Airports referenced in this story
- Performance Based Navigation (PBN)
- Addresses ways to leverage emerging technologies, such as satellite-based Area Navigation and Required Navigation Performance, to improve access and flexibility for point-to-point operations.
Air traffic controllers are using NextGen procedures to keep aircraft safely separated on new precision flight paths, even as the weather does its best to thwart arrivals and departures. The benefits are especially evident in busy areas with airports so close to one another that they use the same airspace.
Such is the case with Las Vegas McCarran International and Henderson Executive airports in Nevada. Henderson handles about 7,800 flights per month, most of which are small, general aviation aircraft. Only 13 miles south of Las Vegas McCarran, Henderson is a reliever airport for its larger neighbor, which has more than three times as many flights each month. Because of their close proximity, the arrival and departure paths for these airports overlap. Aircraft may have to wait to arrive or depart while flights at the other airport complete their procedures.
To address this issue, the FAA introduced new NextGen procedures, known as Area Navigation (RNAV), that enable aircraft to fly along tightly constrained and precise paths that keep the Henderson and McCarran flights safely separated and able to operate simultaneously. The increased navigational accuracy of the flights using these decoupled routes results in more predictable flights. That translates to more on-time flights for passengers and lower fuel bills for aircraft operators. Less fuel use also means fewer aircraft exhaust emissions are released into the atmosphere.
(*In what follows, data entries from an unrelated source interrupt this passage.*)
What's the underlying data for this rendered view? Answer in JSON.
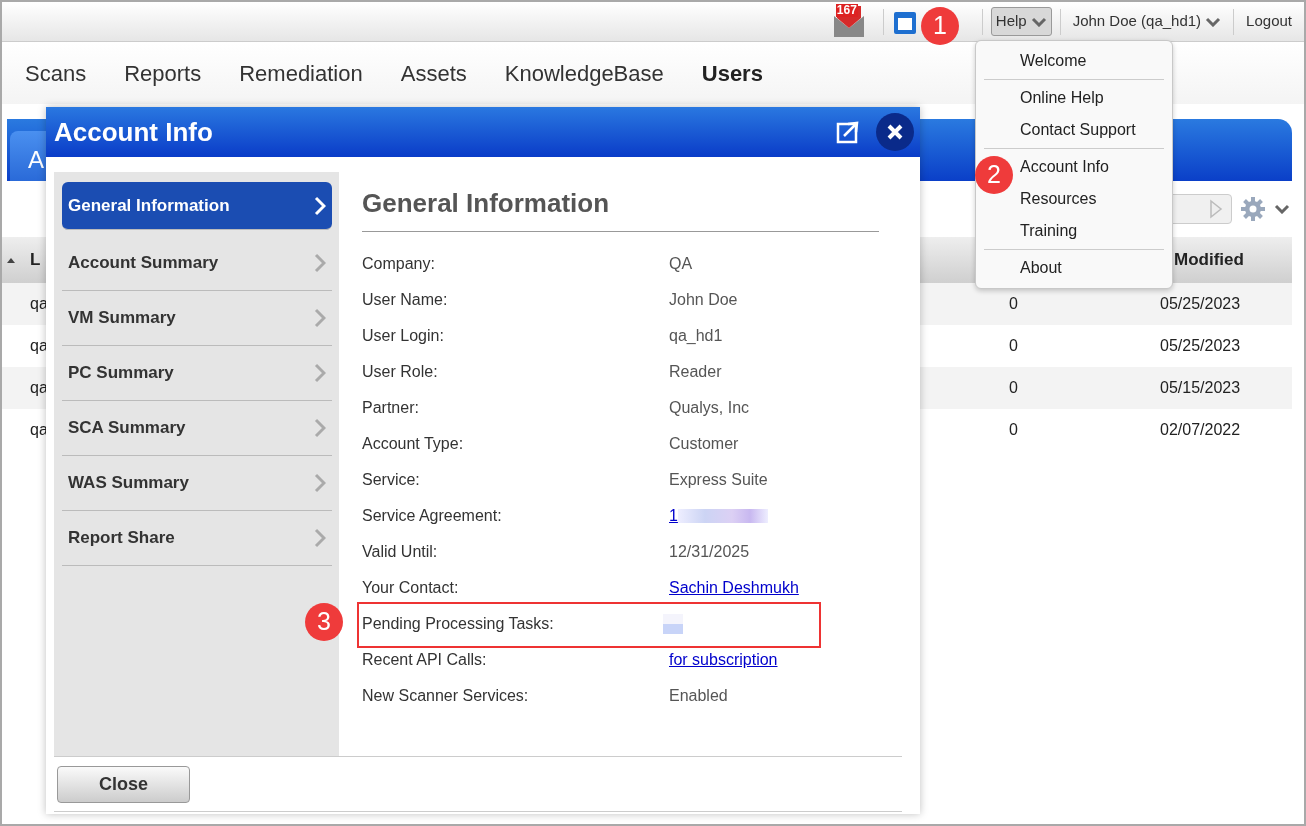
{
  "top_bar": {
    "notification_count": "167",
    "help_label": "Help",
    "help_open": true,
    "user_label": "John Doe (qa_hd1)",
    "logout_label": "Logout"
  },
  "nav": [
    {
      "label": "Scans",
      "selected": false
    },
    {
      "label": "Reports",
      "selected": false
    },
    {
      "label": "Remediation",
      "selected": false
    },
    {
      "label": "Assets",
      "selected": false
    },
    {
      "label": "KnowledgeBase",
      "selected": false
    },
    {
      "label": "Users",
      "selected": true
    }
  ],
  "background_tab": {
    "label": "A"
  },
  "table": {
    "columns": [
      "L",
      "Modified"
    ],
    "rows": [
      {
        "column_1": "qa",
        "column_2": "0",
        "column_3": "05/25/2023"
      },
      {
        "column_1": "qa",
        "column_2": "0",
        "column_3": "05/25/2023"
      },
      {
        "column_1": "qa",
        "column_2": "0",
        "column_3": "05/15/2023"
      },
      {
        "column_1": "qa",
        "column_2": "0",
        "column_3": "02/07/2022"
      }
    ]
  },
  "help_menu": {
    "groups": [
      [
        "Welcome"
      ],
      [
        "Online Help",
        "Contact Support"
      ],
      [
        "Account Info",
        "Resources",
        "Training"
      ],
      [
        "About"
      ]
    ]
  },
  "dialog": {
    "title": "Account Info",
    "sidebar": [
      {
        "label": "General Information",
        "selected": true
      },
      {
        "label": "Account Summary",
        "selected": false
      },
      {
        "label": "VM Summary",
        "selected": false
      },
      {
        "label": "PC Summary",
        "selected": false
      },
      {
        "label": "SCA Summary",
        "selected": false
      },
      {
        "label": "WAS Summary",
        "selected": false
      },
      {
        "label": "Report Share",
        "selected": false
      }
    ],
    "heading": "General Information",
    "fields": [
      {
        "label": "Company:",
        "value": "QA",
        "kind": "text",
        "highlighted": false
      },
      {
        "label": "User Name:",
        "value": "John Doe",
        "kind": "text",
        "highlighted": false
      },
      {
        "label": "User Login:",
        "value": "qa_hd1",
        "kind": "text",
        "highlighted": false
      },
      {
        "label": "User Role:",
        "value": "Reader",
        "kind": "text",
        "highlighted": false
      },
      {
        "label": "Partner:",
        "value": "Qualys, Inc",
        "kind": "text",
        "highlighted": false
      },
      {
        "label": "Account Type:",
        "value": "Customer",
        "kind": "text",
        "highlighted": false
      },
      {
        "label": "Service:",
        "value": "Express Suite",
        "kind": "text",
        "highlighted": false
      },
      {
        "label": "Service Agreement:",
        "value": "1",
        "kind": "redacted-link",
        "highlighted": false
      },
      {
        "label": "Valid Until:",
        "value": "12/31/2025",
        "kind": "text",
        "highlighted": false
      },
      {
        "label": "Your Contact:",
        "value": "Sachin Deshmukh",
        "kind": "link",
        "highlighted": false
      },
      {
        "label": "Pending Processing Tasks:",
        "kind": "redacted",
        "highlighted": true
      },
      {
        "label": "Recent API Calls:",
        "value": "for subscription",
        "kind": "link",
        "highlighted": false
      },
      {
        "label": "New Scanner Services:",
        "value": "Enabled",
        "kind": "text",
        "highlighted": false
      }
    ],
    "close_button": "Close"
  },
  "callouts": [
    {
      "number": "1"
    },
    {
      "number": "2"
    },
    {
      "number": "3"
    }
  ]
}
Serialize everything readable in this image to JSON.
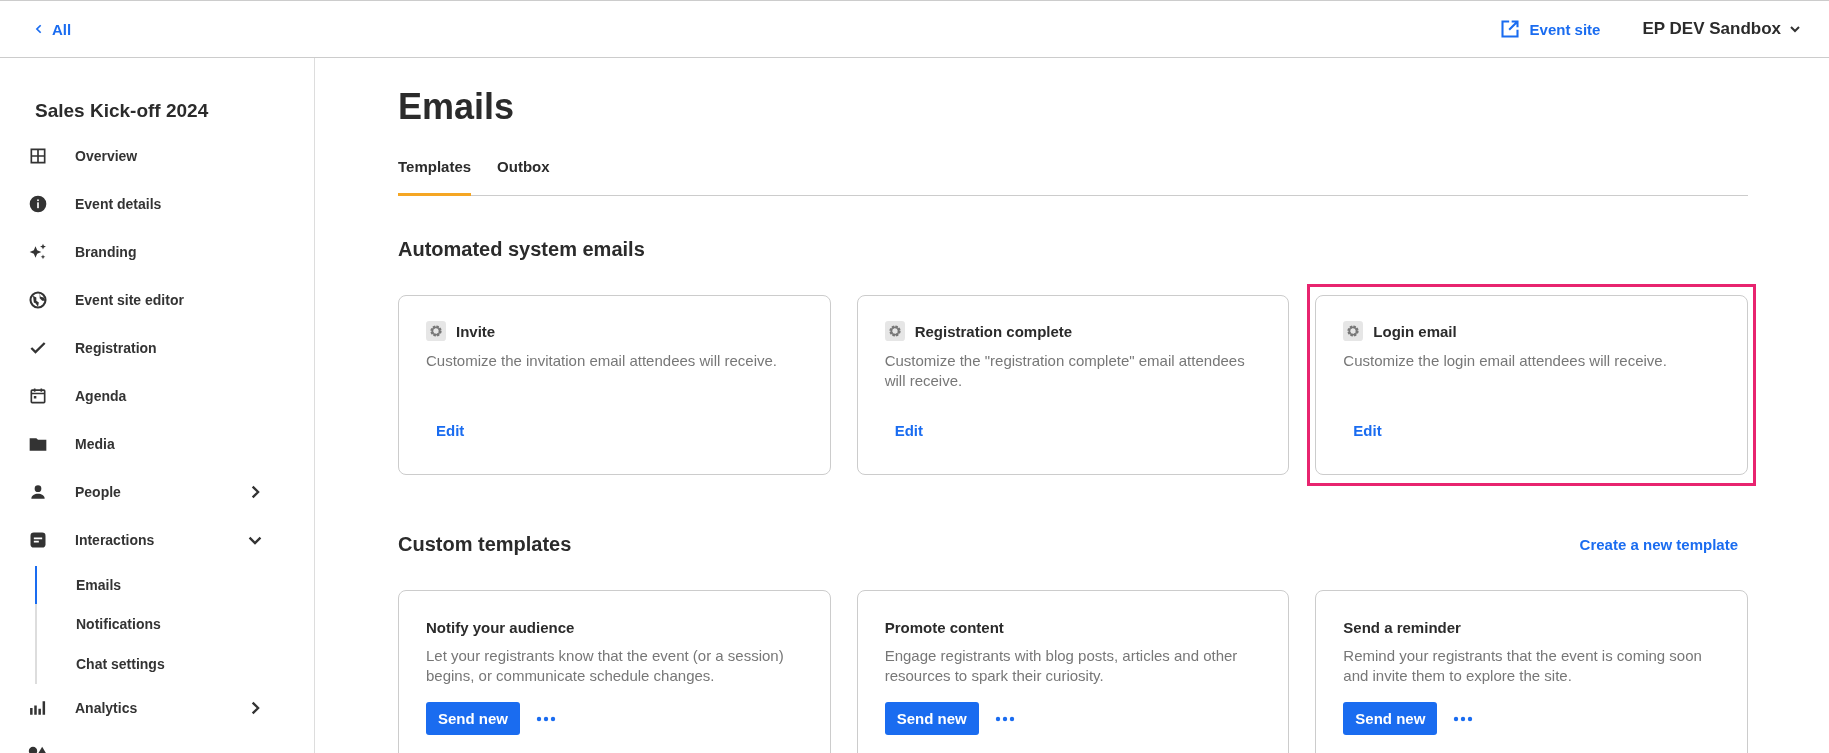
{
  "header": {
    "back_link": "All",
    "event_site_link": "Event site",
    "account_menu": "EP DEV Sandbox"
  },
  "sidebar": {
    "title": "Sales Kick-off 2024",
    "items": [
      {
        "label": "Overview"
      },
      {
        "label": "Event details"
      },
      {
        "label": "Branding"
      },
      {
        "label": "Event site editor"
      },
      {
        "label": "Registration"
      },
      {
        "label": "Agenda"
      },
      {
        "label": "Media"
      },
      {
        "label": "People",
        "expanded": false
      },
      {
        "label": "Interactions",
        "expanded": true,
        "children": [
          {
            "label": "Emails",
            "selected": true
          },
          {
            "label": "Notifications",
            "selected": false
          },
          {
            "label": "Chat settings",
            "selected": false
          }
        ]
      },
      {
        "label": "Analytics",
        "expanded": false
      }
    ],
    "cut_off_item_below": true
  },
  "main": {
    "title": "Emails",
    "tabs": [
      {
        "label": "Templates",
        "selected": true
      },
      {
        "label": "Outbox",
        "selected": false
      }
    ],
    "automated": {
      "heading": "Automated system emails",
      "cards": [
        {
          "title": "Invite",
          "description": "Customize the invitation email attendees will receive.",
          "action": "Edit",
          "highlighted": false
        },
        {
          "title": "Registration complete",
          "description": "Customize the \"registration complete\" email attendees will receive.",
          "action": "Edit",
          "highlighted": false
        },
        {
          "title": "Login email",
          "description": "Customize the login email attendees will receive.",
          "action": "Edit",
          "highlighted": true
        }
      ]
    },
    "custom": {
      "heading": "Custom templates",
      "create_link": "Create a new template",
      "cards": [
        {
          "title": "Notify your audience",
          "description": "Let your registrants know that the event (or a session) begins, or communicate schedule changes.",
          "action": "Send new"
        },
        {
          "title": "Promote content",
          "description": "Engage registrants with blog posts, articles and other resources to spark their curiosity.",
          "action": "Send new"
        },
        {
          "title": "Send a reminder",
          "description": "Remind your registrants that the event is coming soon and invite them to explore the site.",
          "action": "Send new"
        }
      ]
    }
  }
}
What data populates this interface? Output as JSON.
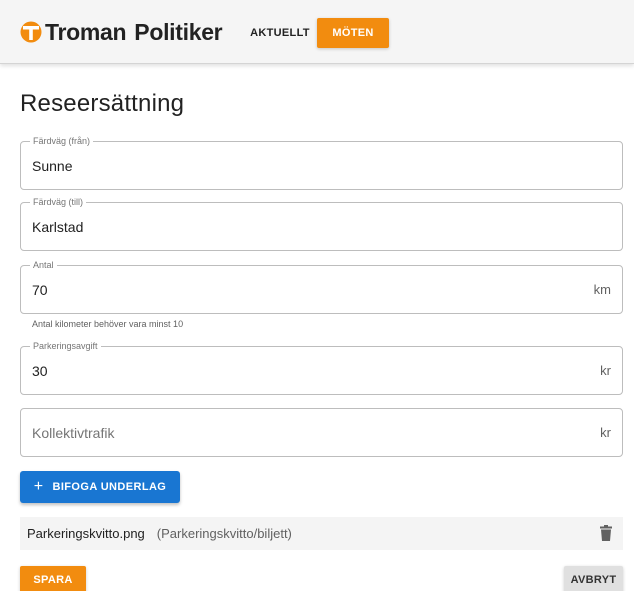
{
  "header": {
    "brand": "Troman",
    "product": "Politiker",
    "logo_color": "#f28c0f",
    "nav": [
      {
        "label": "AKTUELLT",
        "active": false
      },
      {
        "label": "MÖTEN",
        "active": true
      }
    ]
  },
  "page": {
    "title": "Reseersättning"
  },
  "form": {
    "from": {
      "label": "Färdväg (från)",
      "value": "Sunne"
    },
    "to": {
      "label": "Färdväg (till)",
      "value": "Karlstad"
    },
    "distance": {
      "label": "Antal",
      "value": "70",
      "suffix": "km",
      "helper": "Antal kilometer behöver vara minst 10"
    },
    "parking": {
      "label": "Parkeringsavgift",
      "value": "30",
      "suffix": "kr"
    },
    "transit": {
      "placeholder": "Kollektivtrafik",
      "value": "",
      "suffix": "kr"
    }
  },
  "attach_button": {
    "label": "BIFOGA UNDERLAG",
    "icon": "plus-icon"
  },
  "attachments": [
    {
      "filename": "Parkeringskvitto.png",
      "type": "(Parkeringskvitto/biljett)",
      "icon": "trash-icon"
    }
  ],
  "actions": {
    "save": "SPARA",
    "cancel": "AVBRYT"
  },
  "colors": {
    "accent": "#f28c0f",
    "primary": "#1976d2"
  }
}
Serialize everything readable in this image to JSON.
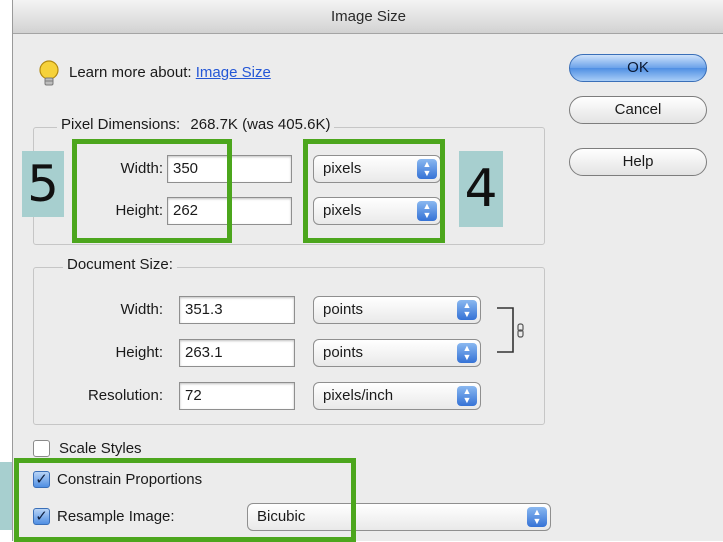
{
  "window": {
    "title": "Image Size"
  },
  "help_hint": {
    "prefix": "Learn more about:",
    "link": "Image Size",
    "icon": "lightbulb-icon"
  },
  "pixel_dimensions": {
    "legend": "Pixel Dimensions:",
    "size_text": "268.7K (was 405.6K)",
    "width_label": "Width:",
    "width_value": "350",
    "width_unit": "pixels",
    "height_label": "Height:",
    "height_value": "262",
    "height_unit": "pixels"
  },
  "document_size": {
    "legend": "Document Size:",
    "width_label": "Width:",
    "width_value": "351.3",
    "width_unit": "points",
    "height_label": "Height:",
    "height_value": "263.1",
    "height_unit": "points",
    "resolution_label": "Resolution:",
    "resolution_value": "72",
    "resolution_unit": "pixels/inch",
    "link_icon": "chain-link-icon"
  },
  "options": {
    "scale_styles": {
      "label": "Scale Styles",
      "checked": false
    },
    "constrain_proportions": {
      "label": "Constrain Proportions",
      "checked": true
    },
    "resample_image": {
      "label": "Resample Image:",
      "checked": true,
      "method": "Bicubic"
    }
  },
  "buttons": {
    "ok": "OK",
    "cancel": "Cancel",
    "help": "Help"
  },
  "annotations": {
    "marker_5": "5",
    "marker_4": "4"
  },
  "colors": {
    "highlight": "#4ca61d",
    "marker_bg": "#a7cfcf",
    "default_button": "#4f8fe3"
  }
}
RNAV operations have proven promising in the Las Vegas metropolitan area. Flights at Las Vegas and Henderson that used the RNAV routes experienced better flight efficiency, spending about 10 minutes less in the airspace within 200 miles of the airport.
Overall interactions between Las Vegas and Henderson air traffic fell 4 percent following the implementation of RNAV procedures. Specifically, interactions between McCarran traffic and Henderson arrivals experienced a greater improvement – a 14 percent reduction.
A similar situation exists in Chicago. During periods of bad weather and when certain runway configurations are in use, departure operations at O'Hare International Airport have to slow down to accommodate arrivals at nearby Chicago Midway Airport. Here, the FAA has developed an RNAV procedure with Required Navigation Performance (RNP), which includes an onboard performance monitoring and alerting capability to ensure that the aircraft is contained in a tight corridor of airspace.
When using the RNP procedure, departures from O'Hare were less delayed and RNP flights arriving at Midway were more than two minutes shorter on average than conventional Change Type: Midway arrivals.
Decoupling routes has also racked up benefits for operators flying into the Dallas-Fort Worth metropolitan area where Dallas/Fort Worth International and Dallas Love Field airports are within 20 miles of each other. Prior to the implementation of NextGen procedures, airlines flew in a single stream to land at either airport. Now the airports have separate arrivals flows, which means arriving aircraft need to do fewer speed changes and spend less time in holding patterns, said Captain Brian Will, director of airspace modernization and advanced technologies for American Airlines.
In addition to deconflicting traffic between airports, NextGen procedures have also eased intra airport congestion. For example, American Airlines has been able to increase flight operations during the heaviest traffic periods by 10-20 percent by using RNAV departure routes, Will said. This ability to increase the number of departures is especially helpful following severe weather, such as a thunderstorm. By having multiple new RNAV departure paths, American Airlines is able to get more aircraft off the ground quickly after a storm passes than before, he added.